**HOW TO COMPLETE THIS TASK**
Pull every line that includes the word "icon" out of the data below and copy it.

**Page and application data records**
-=-=-

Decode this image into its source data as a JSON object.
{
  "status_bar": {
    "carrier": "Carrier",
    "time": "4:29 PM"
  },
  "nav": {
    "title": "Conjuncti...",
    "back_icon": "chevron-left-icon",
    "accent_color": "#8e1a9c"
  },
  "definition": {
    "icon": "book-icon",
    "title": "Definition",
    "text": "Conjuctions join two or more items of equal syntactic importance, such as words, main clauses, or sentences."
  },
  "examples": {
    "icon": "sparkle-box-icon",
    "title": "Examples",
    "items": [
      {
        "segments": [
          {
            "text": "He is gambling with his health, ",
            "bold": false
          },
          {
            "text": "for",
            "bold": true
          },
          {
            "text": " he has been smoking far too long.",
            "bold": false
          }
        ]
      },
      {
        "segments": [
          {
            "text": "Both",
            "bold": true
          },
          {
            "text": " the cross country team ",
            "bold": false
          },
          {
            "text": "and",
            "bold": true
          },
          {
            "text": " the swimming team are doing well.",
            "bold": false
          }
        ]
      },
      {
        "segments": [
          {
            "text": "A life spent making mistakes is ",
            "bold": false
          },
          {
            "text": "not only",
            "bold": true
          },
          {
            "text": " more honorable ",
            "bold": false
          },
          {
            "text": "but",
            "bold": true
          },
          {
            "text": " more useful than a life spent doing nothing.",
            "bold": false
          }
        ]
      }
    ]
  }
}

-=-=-

**WRITTEN SOLUTION**
    "back_icon": "chevron-left-icon",
    "icon": "book-icon",
    "icon": "sparkle-box-icon",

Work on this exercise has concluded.